■ Task objective: Nothing but the data, repeated exactly, belongs in the answer.

■ Listed entries:
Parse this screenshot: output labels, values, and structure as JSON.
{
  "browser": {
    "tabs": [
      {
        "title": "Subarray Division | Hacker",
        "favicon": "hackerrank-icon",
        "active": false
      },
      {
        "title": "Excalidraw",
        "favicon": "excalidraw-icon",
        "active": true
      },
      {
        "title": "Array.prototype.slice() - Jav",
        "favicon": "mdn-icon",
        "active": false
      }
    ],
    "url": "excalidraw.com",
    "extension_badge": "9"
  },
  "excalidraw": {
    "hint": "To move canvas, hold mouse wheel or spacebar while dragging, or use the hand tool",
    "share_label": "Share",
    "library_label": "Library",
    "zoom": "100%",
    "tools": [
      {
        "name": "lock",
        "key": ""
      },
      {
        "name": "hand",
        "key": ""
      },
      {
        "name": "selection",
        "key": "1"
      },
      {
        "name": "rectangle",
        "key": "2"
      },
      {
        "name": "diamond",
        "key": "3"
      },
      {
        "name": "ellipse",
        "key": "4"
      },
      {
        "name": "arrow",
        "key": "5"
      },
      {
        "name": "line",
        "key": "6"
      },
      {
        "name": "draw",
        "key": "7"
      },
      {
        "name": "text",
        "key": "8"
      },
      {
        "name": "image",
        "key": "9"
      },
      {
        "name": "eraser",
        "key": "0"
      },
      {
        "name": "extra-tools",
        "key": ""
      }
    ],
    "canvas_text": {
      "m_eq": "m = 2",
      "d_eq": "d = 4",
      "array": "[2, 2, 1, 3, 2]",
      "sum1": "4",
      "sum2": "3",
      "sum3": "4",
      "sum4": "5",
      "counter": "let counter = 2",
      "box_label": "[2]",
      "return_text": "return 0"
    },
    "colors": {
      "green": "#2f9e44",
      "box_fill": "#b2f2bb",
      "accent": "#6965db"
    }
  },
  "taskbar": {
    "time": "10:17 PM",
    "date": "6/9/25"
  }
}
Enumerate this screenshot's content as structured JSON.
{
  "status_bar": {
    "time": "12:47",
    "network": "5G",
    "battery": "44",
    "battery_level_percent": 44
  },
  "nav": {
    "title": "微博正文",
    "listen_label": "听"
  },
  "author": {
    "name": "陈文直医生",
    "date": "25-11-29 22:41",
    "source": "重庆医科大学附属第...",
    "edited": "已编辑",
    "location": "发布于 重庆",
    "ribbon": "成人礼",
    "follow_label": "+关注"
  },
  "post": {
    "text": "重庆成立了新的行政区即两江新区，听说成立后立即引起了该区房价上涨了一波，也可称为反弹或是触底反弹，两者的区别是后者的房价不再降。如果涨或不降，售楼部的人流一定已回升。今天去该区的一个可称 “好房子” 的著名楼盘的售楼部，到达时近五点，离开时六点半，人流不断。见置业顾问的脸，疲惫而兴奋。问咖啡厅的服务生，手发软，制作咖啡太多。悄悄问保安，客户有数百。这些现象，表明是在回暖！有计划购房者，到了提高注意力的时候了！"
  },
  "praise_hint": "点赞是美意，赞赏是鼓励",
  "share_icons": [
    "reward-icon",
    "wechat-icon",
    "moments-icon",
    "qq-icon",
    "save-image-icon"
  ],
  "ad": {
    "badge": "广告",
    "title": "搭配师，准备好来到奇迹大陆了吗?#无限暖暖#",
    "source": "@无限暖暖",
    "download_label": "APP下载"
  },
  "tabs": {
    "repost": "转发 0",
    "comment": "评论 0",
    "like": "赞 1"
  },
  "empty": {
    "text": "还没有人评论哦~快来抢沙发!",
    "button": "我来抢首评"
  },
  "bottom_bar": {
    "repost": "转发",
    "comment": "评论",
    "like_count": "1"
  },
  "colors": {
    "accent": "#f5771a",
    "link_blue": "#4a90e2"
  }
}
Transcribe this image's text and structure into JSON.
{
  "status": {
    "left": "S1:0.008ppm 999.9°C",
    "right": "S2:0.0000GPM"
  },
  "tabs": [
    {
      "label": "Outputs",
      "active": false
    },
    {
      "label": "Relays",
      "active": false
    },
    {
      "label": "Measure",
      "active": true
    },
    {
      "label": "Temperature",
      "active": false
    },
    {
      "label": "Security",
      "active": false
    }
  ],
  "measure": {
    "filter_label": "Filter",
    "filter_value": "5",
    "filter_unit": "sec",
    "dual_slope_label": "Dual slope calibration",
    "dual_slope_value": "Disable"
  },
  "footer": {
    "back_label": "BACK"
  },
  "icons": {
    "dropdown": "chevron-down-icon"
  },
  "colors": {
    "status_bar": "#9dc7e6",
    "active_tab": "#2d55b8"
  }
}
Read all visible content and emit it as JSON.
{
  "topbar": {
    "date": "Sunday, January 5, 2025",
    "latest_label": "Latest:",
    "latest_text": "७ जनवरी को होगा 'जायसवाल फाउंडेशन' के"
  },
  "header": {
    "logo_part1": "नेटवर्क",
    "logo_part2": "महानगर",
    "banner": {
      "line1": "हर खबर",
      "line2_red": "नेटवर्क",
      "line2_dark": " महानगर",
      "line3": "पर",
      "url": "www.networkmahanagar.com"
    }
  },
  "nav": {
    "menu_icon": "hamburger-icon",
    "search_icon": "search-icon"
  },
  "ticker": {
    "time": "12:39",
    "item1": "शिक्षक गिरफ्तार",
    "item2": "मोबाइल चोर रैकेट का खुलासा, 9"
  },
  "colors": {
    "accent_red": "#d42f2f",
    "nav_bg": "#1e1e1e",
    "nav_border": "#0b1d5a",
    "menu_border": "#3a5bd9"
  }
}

■ Result of this exercise:
Parse this screenshot: output labels, values, and structure as JSON.
{
  "browser": {
    "tabs": [
      {
        "title": "Subarray Division | Hacker",
        "favicon": "hackerrank-icon",
        "active": false
      },
      {
        "title": "Excalidraw",
        "favicon": "excalidraw-icon",
        "active": true
      },
      {
        "title": "Array.prototype.slice() - Jav",
        "favicon": "mdn-icon",
        "active": false
      }
    ],
    "url": "excalidraw.com",
    "extension_badge": "9"
  },
  "excalidraw": {
    "hint": "To move canvas, hold mouse wheel or spacebar while dragging, or use the hand tool",
    "share_label": "Share",
    "library_label": "Library",
    "zoom": "100%",
    "tools": [
      {
        "name": "lock",
        "key": ""
      },
      {
        "name": "hand",
        "key": ""
      },
      {
        "name": "selection",
        "key": "1"
      },
      {
        "name": "rectangle",
        "key": "2"
      },
      {
        "name": "diamond",
        "key": "3"
      },
      {
        "name": "ellipse",
        "key": "4"
      },
      {
        "name": "arrow",
        "key": "5"
      },
      {
        "name": "line",
        "key": "6"
      },
      {
        "name": "draw",
        "key": "7"
      },
      {
        "name": "text",
        "key": "8"
      },
      {
        "name": "image",
        "key": "9"
      },
      {
        "name": "eraser",
        "key": "0"
      },
      {
        "name": "extra-tools",
        "key": ""
      }
    ],
    "canvas_text": {
      "m_eq": "m = 2",
      "d_eq": "d = 4",
      "array": "[2, 2, 1, 3, 2]",
      "sum1": "4",
      "sum2": "3",
      "sum3": "4",
      "sum4": "5",
      "counter": "let counter = 2",
      "box_label": "[2]",
      "return_text": "return 0"
    },
    "colors": {
      "green": "#2f9e44",
      "box_fill": "#b2f2bb",
      "accent": "#6965db"
    }
  },
  "taskbar": {
    "time": "10:17 PM",
    "date": "6/9/25"
  }
}
Enumerate this screenshot's content as structured JSON.
{
  "status_bar": {
    "time": "12:47",
    "network": "5G",
    "battery": "44",
    "battery_level_percent": 44
  },
  "nav": {
    "title": "微博正文",
    "listen_label": "听"
  },
  "author": {
    "name": "陈文直医生",
    "date": "25-11-29 22:41",
    "source": "重庆医科大学附属第...",
    "edited": "已编辑",
    "location": "发布于 重庆",
    "ribbon": "成人礼",
    "follow_label": "+关注"
  },
  "post": {
    "text": "重庆成立了新的行政区即两江新区，听说成立后立即引起了该区房价上涨了一波，也可称为反弹或是触底反弹，两者的区别是后者的房价不再降。如果涨或不降，售楼部的人流一定已回升。今天去该区的一个可称 “好房子” 的著名楼盘的售楼部，到达时近五点，离开时六点半，人流不断。见置业顾问的脸，疲惫而兴奋。问咖啡厅的服务生，手发软，制作咖啡太多。悄悄问保安，客户有数百。这些现象，表明是在回暖！有计划购房者，到了提高注意力的时候了！"
  },
  "praise_hint": "点赞是美意，赞赏是鼓励",
  "share_icons": [
    "reward-icon",
    "wechat-icon",
    "moments-icon",
    "qq-icon",
    "save-image-icon"
  ],
  "ad": {
    "badge": "广告",
    "title": "搭配师，准备好来到奇迹大陆了吗?#无限暖暖#",
    "source": "@无限暖暖",
    "download_label": "APP下载"
  },
  "tabs": {
    "repost": "转发 0",
    "comment": "评论 0",
    "like": "赞 1"
  },
  "empty": {
    "text": "还没有人评论哦~快来抢沙发!",
    "button": "我来抢首评"
  },
  "bottom_bar": {
    "repost": "转发",
    "comment": "评论",
    "like_count": "1"
  },
  "colors": {
    "accent": "#f5771a",
    "link_blue": "#4a90e2"
  }
}
Transcribe this image's text and structure into JSON.
{
  "status": {
    "left": "S1:0.008ppm 999.9°C",
    "right": "S2:0.0000GPM"
  },
  "tabs": [
    {
      "label": "Outputs",
      "active": false
    },
    {
      "label": "Relays",
      "active": false
    },
    {
      "label": "Measure",
      "active": true
    },
    {
      "label": "Temperature",
      "active": false
    },
    {
      "label": "Security",
      "active": false
    }
  ],
  "measure": {
    "filter_label": "Filter",
    "filter_value": "5",
    "filter_unit": "sec",
    "dual_slope_label": "Dual slope calibration",
    "dual_slope_value": "Disable"
  },
  "footer": {
    "back_label": "BACK"
  },
  "icons": {
    "dropdown": "chevron-down-icon"
  },
  "colors": {
    "status_bar": "#9dc7e6",
    "active_tab": "#2d55b8"
  }
}
Read all visible content and emit it as JSON.
{
  "topbar": {
    "date": "Sunday, January 5, 2025",
    "latest_label": "Latest:",
    "latest_text": "७ जनवरी को होगा 'जायसवाल फाउंडेशन' के"
  },
  "header": {
    "logo_part1": "नेटवर्क",
    "logo_part2": "महानगर",
    "banner": {
      "line1": "हर खबर",
      "line2_red": "नेटवर्क",
      "line2_dark": " महानगर",
      "line3": "पर",
      "url": "www.networkmahanagar.com"
    }
  },
  "nav": {
    "menu_icon": "hamburger-icon",
    "search_icon": "search-icon"
  },
  "ticker": {
    "time": "12:39",
    "item1": "शिक्षक गिरफ्तार",
    "item2": "मोबाइल चोर रैकेट का खुलासा, 9"
  },
  "colors": {
    "accent_red": "#d42f2f",
    "nav_bg": "#1e1e1e",
    "nav_border": "#0b1d5a",
    "menu_border": "#3a5bd9"
  }
}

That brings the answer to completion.